There are these little symbols of boyhood: most of the lamps are parchment with rawhide-sown shades and they have horseshoes as a base. The seams have country life painted on them — a little cowboy nod. Those little nods to boyhood things were present and it took a lot of digging to get to that and maybe you notice or don’t notice the symbolic things and that was a weird one.
His bed always looked comfortable to us. How did you go about Ferris’s cozy blankets?
That was another thing: I was looking at his sheets and I thought it was just a shitty fleece blanket with pinks and purple [designs] and I thought it was an arbitrary choice to have that color palette on his bed. But then I stared at it and I stared at it, and I realized it looked native, sort of Navajo maybe. And I realized it was a 1940s camp blanket – like a Pendleton blanket. Which are very expensive. And again, another cowboy nod.
What’s been one of the more difficult items to find?
His computer is an IBM 5160, and me wanting to be a purist and get things right, I searched high and low and I thought there’s got to be someone who collects this shit. So I found a museum in Branford, Ontario, the home of Wayne Gretzky, where this guy has an enormous collection of old computers. I wrote him out of the blue, and his name is Syd Bolton. He said he had the computer and programmed it to have the “Ferris” report card absent days countdown. It was pretty cool.
Good thing everyone loves the 80s. Is there anything you couldn’t match?
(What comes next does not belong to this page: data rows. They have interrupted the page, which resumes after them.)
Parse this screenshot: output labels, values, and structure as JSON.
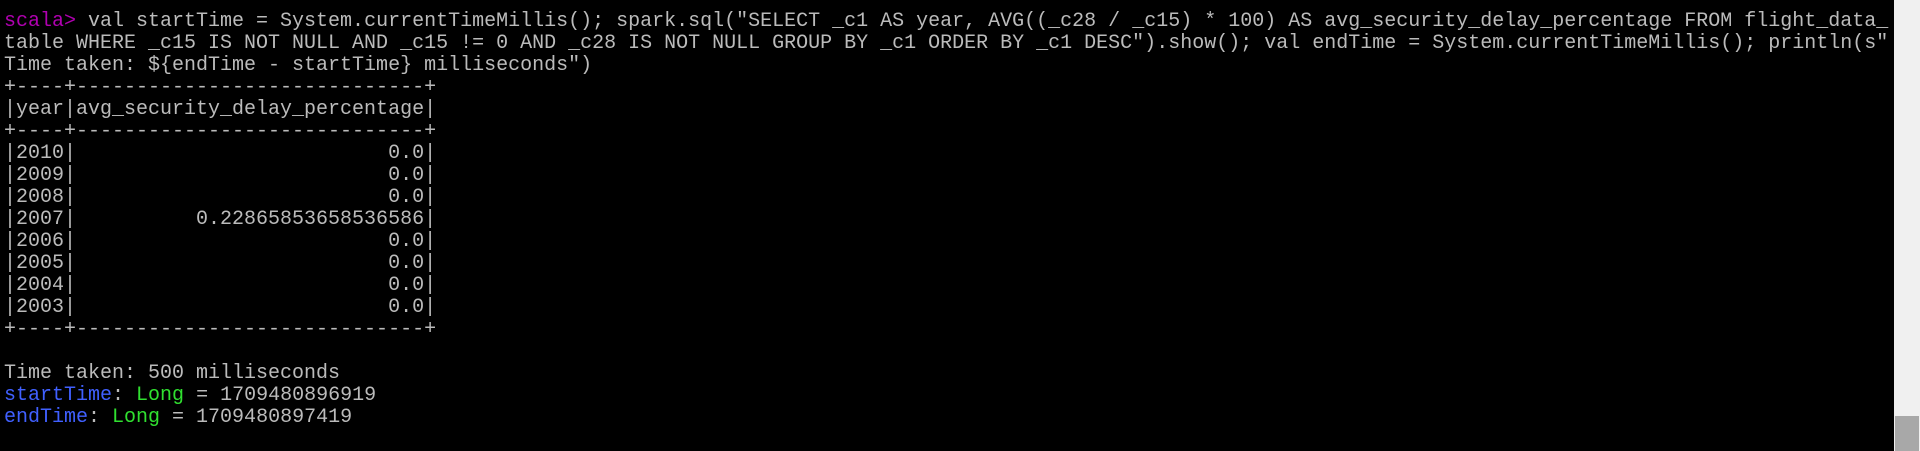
{
  "terminal": {
    "prompt": "scala>",
    "command_lines": [
      " val startTime = System.currentTimeMillis(); spark.sql(\"SELECT _c1 AS year, AVG((_c28 / _c15) * 100) AS avg_security_delay_percentage FROM flight_data_",
      "table WHERE _c15 IS NOT NULL AND _c15 != 0 AND _c28 IS NOT NULL GROUP BY _c1 ORDER BY _c1 DESC\").show(); val endTime = System.currentTimeMillis(); println(s\"",
      "Time taken: ${endTime - startTime} milliseconds\")"
    ],
    "table": {
      "border": "+----+-----------------------------+",
      "header": "|year|avg_security_delay_percentage|",
      "rows": [
        "|2010|                          0.0|",
        "|2009|                          0.0|",
        "|2008|                          0.0|",
        "|2007|          0.22865853658536586|",
        "|2006|                          0.0|",
        "|2005|                          0.0|",
        "|2004|                          0.0|",
        "|2003|                          0.0|"
      ]
    },
    "time_taken": "Time taken: 500 milliseconds",
    "results": [
      {
        "name": "startTime",
        "sep": ": ",
        "type": "Long",
        "value": " = 1709480896919"
      },
      {
        "name": "endTime",
        "sep": ": ",
        "type": "Long",
        "value": " = 1709480897419"
      }
    ]
  },
  "colors": {
    "background": "#000000",
    "text": "#bbbbbb",
    "prompt": "#b000b0",
    "name": "#4060ff",
    "type": "#30e030"
  }
}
I went crazy finding everything. The only thing that’s not actual old things are the posters. I had to recreate them. I bought all the albums and had a graphic designer meticulously recreate all of them. Also, Ferris had some Pepsi cans around his room, so I tried very hard to find vintage Pepsi cans. But people don’t collect Pepsi cans like how they collect Coke paraphernalia.
I drove an hour outside of Toronto to meet a guy who had old Pepsi cans, but when I got there he said the cans were from the 90s and not the 80s after he looked them up on Google. I bought them anyway. People think they’re from the 80s, but really it’s the one item that shows my inability to get old Pepsi cans.
It must’ve been tough to transport the exhibit from Toronto to Chicago for Ferris Fest?
Well, I drove here. From Toronto. It was a ten-hour drive — two hours at the border. The mannequin could only fit between the passenger and driver seat. He was literally between us the entire way. I’m surprised how little they dug into it. I had so much prepared: letters from Ferris Fest, appraisals, print outs of press I’ve had, contracts and I didn’t need any of it. The Canadians asked me about, but somehow the Americans didn’t. I know I’ll need it on my way home.
Would you want Ferris Bueller to walk through the room?
It would be cool. Maybe it would feel awkward because he might think, “Why did you do this?” (Laughs). I love the film, but this wasn’t done as fan art, it was done as art. This was a process based art project and the measure of success for me is how it makes people feel. But it’s not about the stars. I’m excited those people have been in the room, whether it’s Matthew Broderick or a P.A. on the film. I’m excited to meet those people, and their presence walking through the room changes the presence of the room. But I’m not a fan girl. It’s really about someone telling me I nailed it.